Below are some records; find each line that carries the word "symbol" and copy it.

##############################

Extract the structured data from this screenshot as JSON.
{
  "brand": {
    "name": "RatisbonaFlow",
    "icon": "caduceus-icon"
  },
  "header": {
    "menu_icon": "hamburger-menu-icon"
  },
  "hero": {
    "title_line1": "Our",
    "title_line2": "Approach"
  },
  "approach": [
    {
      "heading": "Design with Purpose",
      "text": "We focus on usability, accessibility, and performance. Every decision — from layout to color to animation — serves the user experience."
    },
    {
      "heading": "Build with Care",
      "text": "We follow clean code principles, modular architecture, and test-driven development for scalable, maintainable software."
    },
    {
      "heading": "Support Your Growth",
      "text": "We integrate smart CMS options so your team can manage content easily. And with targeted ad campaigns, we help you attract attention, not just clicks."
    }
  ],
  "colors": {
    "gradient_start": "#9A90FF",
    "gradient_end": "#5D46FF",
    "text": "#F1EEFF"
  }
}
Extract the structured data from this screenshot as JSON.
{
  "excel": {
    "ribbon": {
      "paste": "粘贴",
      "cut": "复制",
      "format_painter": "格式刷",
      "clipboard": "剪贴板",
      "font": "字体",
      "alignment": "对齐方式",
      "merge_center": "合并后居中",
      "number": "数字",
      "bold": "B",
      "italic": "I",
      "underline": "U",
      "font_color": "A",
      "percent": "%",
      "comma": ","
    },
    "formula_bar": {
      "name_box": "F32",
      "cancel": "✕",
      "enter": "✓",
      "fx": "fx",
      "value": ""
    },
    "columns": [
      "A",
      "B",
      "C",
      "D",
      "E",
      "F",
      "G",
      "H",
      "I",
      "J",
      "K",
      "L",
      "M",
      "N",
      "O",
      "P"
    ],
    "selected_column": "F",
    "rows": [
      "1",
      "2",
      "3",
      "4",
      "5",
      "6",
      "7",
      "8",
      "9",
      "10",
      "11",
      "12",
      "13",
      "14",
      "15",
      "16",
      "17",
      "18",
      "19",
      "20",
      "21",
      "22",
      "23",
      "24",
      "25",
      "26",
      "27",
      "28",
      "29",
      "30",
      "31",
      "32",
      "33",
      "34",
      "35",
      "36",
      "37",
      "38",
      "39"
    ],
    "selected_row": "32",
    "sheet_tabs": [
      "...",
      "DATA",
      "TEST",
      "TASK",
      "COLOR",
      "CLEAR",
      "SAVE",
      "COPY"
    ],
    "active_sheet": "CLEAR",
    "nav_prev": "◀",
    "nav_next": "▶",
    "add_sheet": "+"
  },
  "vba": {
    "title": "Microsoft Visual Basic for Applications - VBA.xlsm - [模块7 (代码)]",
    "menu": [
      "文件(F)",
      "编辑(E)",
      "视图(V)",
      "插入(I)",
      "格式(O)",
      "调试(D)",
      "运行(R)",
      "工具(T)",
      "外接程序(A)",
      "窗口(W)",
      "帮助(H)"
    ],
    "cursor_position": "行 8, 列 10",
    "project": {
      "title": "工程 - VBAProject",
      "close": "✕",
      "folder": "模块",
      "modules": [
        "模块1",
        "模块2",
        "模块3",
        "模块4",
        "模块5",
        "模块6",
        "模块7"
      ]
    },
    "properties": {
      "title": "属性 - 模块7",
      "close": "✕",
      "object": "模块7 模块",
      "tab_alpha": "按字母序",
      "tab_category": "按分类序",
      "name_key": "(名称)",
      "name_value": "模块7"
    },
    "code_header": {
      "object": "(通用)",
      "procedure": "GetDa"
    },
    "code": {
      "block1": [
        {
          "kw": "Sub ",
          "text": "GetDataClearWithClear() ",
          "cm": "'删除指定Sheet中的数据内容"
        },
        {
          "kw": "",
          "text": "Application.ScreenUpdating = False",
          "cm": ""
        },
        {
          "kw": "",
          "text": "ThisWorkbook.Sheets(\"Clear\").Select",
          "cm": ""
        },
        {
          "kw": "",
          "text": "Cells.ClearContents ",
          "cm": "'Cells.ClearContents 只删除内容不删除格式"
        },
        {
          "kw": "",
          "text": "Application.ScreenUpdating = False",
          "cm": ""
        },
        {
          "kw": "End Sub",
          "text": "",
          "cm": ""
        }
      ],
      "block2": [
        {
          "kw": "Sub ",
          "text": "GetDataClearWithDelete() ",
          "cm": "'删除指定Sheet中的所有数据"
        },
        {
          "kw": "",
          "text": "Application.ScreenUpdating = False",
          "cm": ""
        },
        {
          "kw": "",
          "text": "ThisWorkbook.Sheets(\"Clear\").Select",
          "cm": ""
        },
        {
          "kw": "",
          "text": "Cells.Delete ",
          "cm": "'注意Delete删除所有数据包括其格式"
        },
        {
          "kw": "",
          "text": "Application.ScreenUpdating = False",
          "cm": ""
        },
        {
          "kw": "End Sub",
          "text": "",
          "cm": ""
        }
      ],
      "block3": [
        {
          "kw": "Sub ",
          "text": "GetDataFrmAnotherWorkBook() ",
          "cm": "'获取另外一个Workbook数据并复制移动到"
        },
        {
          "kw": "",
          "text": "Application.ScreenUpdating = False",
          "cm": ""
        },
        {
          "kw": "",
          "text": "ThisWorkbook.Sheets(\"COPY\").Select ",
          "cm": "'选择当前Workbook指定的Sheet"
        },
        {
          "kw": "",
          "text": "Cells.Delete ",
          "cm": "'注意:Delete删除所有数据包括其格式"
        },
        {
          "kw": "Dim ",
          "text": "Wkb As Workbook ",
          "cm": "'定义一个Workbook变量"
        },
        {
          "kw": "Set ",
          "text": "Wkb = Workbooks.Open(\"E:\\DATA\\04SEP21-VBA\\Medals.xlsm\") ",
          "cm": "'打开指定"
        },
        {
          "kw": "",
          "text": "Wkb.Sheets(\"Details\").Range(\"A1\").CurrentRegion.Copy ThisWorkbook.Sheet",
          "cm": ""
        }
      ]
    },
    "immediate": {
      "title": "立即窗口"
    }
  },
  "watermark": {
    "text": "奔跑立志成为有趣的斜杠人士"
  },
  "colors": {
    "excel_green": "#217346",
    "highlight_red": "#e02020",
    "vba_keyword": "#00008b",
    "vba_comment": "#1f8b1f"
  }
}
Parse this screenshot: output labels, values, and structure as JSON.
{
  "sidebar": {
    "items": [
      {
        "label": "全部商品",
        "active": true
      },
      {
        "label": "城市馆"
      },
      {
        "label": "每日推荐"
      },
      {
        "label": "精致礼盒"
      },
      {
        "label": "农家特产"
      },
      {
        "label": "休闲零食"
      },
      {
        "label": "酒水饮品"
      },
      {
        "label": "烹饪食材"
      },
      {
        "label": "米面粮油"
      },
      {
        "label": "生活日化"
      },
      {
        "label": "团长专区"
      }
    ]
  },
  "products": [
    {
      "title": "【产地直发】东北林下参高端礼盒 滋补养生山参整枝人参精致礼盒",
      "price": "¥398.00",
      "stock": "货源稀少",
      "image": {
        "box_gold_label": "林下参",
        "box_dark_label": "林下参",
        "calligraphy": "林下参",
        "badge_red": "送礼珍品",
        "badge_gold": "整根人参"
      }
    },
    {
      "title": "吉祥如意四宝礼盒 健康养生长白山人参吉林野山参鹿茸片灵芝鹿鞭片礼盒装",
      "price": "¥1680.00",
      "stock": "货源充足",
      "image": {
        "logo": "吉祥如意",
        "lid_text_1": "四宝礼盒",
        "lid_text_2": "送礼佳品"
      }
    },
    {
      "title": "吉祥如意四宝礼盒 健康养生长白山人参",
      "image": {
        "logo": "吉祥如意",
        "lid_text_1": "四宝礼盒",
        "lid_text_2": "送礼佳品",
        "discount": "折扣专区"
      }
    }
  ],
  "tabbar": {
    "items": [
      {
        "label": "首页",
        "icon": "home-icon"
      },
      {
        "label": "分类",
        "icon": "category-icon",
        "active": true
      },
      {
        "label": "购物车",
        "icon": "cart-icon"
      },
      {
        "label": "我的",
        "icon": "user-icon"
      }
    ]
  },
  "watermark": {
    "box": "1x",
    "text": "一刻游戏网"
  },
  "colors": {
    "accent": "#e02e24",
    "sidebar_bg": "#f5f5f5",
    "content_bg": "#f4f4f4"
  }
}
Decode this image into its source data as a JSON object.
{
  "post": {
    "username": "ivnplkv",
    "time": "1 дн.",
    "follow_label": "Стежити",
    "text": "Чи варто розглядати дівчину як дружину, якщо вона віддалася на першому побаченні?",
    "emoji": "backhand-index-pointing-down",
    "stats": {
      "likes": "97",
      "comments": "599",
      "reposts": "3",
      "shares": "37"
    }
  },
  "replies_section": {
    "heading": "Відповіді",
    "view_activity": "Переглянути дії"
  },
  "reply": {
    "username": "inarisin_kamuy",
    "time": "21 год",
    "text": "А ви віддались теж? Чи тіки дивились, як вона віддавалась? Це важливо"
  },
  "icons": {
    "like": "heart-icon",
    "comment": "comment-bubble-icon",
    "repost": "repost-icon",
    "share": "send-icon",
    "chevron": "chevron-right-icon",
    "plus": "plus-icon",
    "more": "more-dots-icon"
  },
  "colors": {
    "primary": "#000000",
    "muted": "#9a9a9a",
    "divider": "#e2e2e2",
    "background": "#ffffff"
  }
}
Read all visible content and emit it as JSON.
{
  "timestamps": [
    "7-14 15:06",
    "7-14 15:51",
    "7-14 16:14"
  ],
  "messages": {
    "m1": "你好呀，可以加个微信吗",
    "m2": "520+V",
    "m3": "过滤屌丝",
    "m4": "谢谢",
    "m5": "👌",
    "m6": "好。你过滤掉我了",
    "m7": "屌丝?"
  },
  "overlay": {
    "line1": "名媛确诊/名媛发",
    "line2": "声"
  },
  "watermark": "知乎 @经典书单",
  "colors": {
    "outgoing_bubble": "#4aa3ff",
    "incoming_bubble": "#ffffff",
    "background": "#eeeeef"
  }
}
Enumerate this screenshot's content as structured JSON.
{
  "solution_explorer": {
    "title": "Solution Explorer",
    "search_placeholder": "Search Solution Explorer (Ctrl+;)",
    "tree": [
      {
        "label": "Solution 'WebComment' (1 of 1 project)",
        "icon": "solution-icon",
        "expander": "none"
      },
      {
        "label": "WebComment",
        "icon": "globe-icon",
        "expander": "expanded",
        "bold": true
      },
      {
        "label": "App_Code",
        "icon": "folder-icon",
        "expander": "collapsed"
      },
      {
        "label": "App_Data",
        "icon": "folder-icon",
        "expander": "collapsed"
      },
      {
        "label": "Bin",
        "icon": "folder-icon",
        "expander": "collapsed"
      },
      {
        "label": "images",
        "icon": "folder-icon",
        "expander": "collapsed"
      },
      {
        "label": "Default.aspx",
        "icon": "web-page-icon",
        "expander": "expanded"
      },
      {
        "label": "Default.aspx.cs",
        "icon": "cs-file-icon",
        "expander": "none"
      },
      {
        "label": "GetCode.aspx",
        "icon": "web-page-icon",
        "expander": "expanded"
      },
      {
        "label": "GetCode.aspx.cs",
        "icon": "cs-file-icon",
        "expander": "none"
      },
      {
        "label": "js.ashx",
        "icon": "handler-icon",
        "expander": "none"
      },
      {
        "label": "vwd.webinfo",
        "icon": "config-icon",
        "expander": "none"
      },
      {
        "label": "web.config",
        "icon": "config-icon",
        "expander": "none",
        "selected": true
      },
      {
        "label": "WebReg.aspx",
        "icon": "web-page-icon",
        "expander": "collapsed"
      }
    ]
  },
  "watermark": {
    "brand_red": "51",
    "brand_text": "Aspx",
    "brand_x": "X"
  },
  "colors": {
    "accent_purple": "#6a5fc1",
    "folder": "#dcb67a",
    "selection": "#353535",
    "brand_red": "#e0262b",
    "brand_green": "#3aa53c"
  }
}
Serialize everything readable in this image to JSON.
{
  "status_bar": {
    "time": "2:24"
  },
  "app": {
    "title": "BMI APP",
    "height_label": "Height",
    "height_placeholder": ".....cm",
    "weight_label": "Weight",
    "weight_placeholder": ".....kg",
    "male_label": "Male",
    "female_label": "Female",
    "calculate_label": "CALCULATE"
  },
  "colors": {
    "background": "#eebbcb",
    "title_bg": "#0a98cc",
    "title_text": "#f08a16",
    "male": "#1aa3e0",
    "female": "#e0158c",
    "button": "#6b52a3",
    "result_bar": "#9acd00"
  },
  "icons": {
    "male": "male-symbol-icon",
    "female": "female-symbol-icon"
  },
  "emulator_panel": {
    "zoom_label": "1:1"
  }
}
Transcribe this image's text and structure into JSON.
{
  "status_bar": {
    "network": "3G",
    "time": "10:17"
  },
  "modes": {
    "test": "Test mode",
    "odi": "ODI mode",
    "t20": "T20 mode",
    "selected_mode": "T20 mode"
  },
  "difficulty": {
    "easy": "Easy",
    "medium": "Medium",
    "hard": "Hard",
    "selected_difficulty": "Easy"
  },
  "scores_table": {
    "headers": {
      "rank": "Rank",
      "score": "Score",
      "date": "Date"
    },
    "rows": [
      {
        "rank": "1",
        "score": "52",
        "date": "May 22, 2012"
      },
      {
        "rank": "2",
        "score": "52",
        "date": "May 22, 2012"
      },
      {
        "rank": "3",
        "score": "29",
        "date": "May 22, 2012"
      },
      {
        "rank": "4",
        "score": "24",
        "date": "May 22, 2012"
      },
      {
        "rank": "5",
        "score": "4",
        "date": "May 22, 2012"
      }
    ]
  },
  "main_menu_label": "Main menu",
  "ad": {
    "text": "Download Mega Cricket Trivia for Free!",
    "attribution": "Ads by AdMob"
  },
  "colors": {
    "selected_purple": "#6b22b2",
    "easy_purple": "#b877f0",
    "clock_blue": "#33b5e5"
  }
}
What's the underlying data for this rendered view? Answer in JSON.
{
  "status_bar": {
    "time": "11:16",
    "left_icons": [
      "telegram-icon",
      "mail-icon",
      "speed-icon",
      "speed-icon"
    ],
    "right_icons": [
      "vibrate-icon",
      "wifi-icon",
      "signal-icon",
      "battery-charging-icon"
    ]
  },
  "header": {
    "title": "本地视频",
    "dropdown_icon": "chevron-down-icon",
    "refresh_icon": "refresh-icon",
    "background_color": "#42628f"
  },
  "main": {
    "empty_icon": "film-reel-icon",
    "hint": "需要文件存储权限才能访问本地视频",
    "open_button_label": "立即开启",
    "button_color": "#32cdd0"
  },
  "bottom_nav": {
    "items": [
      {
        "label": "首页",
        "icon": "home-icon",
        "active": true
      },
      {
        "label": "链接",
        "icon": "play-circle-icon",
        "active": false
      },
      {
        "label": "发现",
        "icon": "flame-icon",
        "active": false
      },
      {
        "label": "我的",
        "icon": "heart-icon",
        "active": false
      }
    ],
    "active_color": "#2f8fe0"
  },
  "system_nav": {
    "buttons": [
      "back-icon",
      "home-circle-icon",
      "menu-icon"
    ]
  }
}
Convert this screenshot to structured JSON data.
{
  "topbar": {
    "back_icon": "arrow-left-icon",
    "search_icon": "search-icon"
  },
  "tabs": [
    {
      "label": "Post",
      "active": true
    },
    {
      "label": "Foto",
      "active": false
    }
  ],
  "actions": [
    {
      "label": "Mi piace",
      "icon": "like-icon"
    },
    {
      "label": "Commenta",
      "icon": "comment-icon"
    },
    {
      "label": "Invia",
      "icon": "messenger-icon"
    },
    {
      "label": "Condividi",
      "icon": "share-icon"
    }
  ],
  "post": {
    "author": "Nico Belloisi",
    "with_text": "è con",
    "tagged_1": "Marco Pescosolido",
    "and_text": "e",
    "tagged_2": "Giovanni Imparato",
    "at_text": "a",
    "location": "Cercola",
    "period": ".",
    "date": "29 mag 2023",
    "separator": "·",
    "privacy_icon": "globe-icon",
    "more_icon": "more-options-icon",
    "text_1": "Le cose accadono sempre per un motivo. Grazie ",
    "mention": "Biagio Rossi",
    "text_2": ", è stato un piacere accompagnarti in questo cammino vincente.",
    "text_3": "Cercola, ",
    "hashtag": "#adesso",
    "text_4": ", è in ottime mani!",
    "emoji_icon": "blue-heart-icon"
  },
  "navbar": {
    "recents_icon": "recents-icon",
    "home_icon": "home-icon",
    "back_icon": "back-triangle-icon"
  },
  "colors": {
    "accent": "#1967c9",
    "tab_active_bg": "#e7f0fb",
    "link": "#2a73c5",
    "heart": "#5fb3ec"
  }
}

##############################

» **WRITTEN ANSWER**
    "male": "male-symbol-icon",
    "female": "female-symbol-icon"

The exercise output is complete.